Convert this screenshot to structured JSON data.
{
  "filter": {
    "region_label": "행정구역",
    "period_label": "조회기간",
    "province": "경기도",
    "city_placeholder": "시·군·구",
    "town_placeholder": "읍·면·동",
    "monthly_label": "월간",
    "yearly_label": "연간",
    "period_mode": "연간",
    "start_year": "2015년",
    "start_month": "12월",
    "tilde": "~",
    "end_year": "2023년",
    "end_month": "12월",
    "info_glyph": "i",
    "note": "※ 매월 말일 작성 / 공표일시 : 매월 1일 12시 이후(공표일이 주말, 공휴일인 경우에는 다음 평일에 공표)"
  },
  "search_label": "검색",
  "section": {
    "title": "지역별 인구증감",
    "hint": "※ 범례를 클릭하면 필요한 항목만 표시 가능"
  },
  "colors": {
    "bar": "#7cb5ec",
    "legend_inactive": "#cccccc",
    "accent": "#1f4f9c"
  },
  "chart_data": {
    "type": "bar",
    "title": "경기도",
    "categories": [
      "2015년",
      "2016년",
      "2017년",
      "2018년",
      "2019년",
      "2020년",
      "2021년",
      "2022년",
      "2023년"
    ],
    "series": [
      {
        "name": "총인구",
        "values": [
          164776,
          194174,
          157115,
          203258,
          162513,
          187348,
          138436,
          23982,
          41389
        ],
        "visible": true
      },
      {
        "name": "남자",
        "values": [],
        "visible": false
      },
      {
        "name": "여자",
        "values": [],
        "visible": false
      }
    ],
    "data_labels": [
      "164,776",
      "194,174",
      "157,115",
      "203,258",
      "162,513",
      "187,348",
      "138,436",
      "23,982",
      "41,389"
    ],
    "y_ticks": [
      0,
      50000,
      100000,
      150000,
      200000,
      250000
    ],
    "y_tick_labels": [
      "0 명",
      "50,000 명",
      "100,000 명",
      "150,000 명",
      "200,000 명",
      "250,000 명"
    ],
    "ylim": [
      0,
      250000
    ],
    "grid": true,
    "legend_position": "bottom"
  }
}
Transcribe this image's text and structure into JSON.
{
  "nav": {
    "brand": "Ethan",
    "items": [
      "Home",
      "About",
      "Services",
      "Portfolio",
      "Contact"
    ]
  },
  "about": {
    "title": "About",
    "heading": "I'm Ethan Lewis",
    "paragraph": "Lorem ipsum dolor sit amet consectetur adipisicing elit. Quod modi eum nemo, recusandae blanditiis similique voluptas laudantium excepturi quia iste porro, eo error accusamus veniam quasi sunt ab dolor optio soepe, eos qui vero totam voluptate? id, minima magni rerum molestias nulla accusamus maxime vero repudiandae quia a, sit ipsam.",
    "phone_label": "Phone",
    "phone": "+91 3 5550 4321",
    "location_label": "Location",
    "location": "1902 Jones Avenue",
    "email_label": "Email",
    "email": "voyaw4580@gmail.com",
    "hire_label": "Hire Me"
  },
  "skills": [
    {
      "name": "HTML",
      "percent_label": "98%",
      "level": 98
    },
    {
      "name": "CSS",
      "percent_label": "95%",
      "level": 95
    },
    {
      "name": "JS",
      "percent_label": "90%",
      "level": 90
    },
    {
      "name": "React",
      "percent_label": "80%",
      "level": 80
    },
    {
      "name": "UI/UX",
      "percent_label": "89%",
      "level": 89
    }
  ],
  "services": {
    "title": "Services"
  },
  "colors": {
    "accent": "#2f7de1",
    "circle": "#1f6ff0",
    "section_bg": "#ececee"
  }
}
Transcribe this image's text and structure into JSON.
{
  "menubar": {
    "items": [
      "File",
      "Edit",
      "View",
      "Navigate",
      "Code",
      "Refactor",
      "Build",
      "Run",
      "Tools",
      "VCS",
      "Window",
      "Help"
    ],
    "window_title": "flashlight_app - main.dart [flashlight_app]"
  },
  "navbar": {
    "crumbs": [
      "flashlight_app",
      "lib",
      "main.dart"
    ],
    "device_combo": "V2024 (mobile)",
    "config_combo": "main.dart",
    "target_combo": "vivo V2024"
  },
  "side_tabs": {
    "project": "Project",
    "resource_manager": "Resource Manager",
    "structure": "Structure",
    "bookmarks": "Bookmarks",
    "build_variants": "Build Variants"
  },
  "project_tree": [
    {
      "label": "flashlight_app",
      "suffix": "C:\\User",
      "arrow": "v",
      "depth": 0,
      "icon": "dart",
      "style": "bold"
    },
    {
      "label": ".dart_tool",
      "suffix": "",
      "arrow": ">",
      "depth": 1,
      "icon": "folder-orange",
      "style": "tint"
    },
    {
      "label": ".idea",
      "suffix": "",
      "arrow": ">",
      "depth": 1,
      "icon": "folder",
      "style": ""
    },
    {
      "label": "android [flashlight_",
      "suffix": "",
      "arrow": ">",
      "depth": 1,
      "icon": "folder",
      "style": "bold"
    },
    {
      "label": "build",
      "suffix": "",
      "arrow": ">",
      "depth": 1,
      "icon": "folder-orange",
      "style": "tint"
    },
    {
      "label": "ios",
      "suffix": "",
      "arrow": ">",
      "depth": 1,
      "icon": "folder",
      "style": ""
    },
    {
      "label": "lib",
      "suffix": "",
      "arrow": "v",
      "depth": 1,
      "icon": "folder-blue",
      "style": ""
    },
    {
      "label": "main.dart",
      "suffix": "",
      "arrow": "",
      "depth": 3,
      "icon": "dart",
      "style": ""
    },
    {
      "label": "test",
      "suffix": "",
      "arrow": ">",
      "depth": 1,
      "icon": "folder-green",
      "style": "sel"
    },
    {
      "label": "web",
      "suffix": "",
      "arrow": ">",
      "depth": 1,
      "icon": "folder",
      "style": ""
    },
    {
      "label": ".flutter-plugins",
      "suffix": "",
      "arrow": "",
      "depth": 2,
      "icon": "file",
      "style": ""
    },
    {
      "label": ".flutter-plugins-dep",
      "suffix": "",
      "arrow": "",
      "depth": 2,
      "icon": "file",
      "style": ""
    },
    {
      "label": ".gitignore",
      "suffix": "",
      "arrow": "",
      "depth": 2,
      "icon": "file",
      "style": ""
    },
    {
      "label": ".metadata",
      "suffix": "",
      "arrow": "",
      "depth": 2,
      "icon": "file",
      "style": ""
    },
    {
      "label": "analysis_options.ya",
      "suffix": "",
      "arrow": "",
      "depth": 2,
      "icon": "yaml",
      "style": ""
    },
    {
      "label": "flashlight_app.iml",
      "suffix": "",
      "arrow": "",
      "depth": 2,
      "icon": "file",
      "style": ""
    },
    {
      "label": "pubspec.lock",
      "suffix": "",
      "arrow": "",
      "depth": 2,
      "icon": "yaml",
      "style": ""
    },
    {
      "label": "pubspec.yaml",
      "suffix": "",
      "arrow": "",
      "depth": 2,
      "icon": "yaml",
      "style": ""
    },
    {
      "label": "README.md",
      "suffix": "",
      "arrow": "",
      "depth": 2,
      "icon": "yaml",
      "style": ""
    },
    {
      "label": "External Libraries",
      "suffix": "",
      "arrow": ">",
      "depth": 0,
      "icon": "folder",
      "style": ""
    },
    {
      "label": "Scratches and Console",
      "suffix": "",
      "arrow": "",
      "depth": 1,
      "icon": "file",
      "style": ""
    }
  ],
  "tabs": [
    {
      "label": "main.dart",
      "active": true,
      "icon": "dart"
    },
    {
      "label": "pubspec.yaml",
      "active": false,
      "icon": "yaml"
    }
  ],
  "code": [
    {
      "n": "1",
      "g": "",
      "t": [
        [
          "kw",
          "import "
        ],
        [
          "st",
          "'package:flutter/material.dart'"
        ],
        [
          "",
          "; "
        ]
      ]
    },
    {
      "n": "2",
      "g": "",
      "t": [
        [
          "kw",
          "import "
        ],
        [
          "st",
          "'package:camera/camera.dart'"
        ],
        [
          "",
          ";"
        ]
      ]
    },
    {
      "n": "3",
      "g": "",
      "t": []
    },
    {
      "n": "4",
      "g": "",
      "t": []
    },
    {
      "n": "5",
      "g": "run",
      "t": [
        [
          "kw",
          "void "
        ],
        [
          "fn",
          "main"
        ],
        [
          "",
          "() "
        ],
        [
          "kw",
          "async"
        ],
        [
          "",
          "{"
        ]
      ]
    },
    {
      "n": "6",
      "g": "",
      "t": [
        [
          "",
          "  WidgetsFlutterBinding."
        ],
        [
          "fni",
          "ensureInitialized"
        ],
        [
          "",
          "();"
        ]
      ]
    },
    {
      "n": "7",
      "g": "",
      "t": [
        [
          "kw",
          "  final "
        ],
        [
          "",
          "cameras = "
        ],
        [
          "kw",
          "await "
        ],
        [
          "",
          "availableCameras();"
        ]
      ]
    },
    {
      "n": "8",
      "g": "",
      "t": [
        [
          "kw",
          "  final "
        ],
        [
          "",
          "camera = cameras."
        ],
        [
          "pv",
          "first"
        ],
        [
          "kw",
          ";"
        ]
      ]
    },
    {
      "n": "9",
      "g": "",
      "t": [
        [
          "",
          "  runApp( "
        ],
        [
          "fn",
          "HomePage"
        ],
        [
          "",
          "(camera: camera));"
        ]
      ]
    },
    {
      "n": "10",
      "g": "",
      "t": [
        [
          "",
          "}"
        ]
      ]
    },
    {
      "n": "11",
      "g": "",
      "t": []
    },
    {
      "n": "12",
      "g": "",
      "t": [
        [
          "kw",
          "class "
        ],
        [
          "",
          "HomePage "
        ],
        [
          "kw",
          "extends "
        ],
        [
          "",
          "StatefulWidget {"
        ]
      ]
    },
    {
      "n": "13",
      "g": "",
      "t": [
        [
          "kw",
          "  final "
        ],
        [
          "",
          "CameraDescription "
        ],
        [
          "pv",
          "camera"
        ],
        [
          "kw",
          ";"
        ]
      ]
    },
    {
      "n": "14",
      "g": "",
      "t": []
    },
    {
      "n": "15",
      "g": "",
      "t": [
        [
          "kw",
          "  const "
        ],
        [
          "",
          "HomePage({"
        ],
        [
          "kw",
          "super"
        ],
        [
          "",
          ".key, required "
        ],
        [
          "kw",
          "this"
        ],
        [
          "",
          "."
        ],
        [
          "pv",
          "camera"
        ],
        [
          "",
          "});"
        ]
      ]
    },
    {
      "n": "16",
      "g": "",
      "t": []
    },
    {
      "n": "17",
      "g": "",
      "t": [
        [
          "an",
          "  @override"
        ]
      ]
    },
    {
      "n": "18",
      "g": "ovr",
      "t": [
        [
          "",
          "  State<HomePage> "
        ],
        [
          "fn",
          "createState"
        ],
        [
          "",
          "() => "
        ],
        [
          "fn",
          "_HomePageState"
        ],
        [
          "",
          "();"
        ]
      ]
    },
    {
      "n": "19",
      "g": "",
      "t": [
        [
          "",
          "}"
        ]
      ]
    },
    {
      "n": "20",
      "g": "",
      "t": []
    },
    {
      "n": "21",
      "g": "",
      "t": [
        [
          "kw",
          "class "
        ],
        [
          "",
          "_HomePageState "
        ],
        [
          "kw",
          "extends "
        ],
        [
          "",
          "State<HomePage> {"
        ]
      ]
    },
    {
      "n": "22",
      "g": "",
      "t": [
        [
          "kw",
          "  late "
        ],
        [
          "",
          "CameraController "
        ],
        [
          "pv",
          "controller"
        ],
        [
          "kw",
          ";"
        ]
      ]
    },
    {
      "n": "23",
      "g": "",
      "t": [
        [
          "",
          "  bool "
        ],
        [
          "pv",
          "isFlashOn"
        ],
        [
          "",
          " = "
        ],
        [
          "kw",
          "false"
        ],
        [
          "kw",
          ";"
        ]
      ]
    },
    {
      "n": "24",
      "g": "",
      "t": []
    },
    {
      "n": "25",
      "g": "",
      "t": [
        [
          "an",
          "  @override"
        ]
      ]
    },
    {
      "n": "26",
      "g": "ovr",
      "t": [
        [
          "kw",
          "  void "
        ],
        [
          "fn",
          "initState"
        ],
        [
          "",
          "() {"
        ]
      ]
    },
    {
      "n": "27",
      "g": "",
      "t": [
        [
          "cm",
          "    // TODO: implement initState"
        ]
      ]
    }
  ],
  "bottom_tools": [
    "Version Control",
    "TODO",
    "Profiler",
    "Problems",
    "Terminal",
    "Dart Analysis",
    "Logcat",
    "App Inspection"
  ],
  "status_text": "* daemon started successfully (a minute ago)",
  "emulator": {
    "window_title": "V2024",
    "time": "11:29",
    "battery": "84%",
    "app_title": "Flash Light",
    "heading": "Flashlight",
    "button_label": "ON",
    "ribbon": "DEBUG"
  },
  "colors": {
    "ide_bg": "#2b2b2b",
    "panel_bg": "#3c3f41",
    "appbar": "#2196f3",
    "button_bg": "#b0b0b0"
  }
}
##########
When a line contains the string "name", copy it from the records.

_Exercise result_:
        "name": "총인구",
        "name": "남자",
        "name": "여자",
      "name": "HTML",
      "name": "CSS",
      "name": "JS",
      "name": "React",
      "name": "UI/UX",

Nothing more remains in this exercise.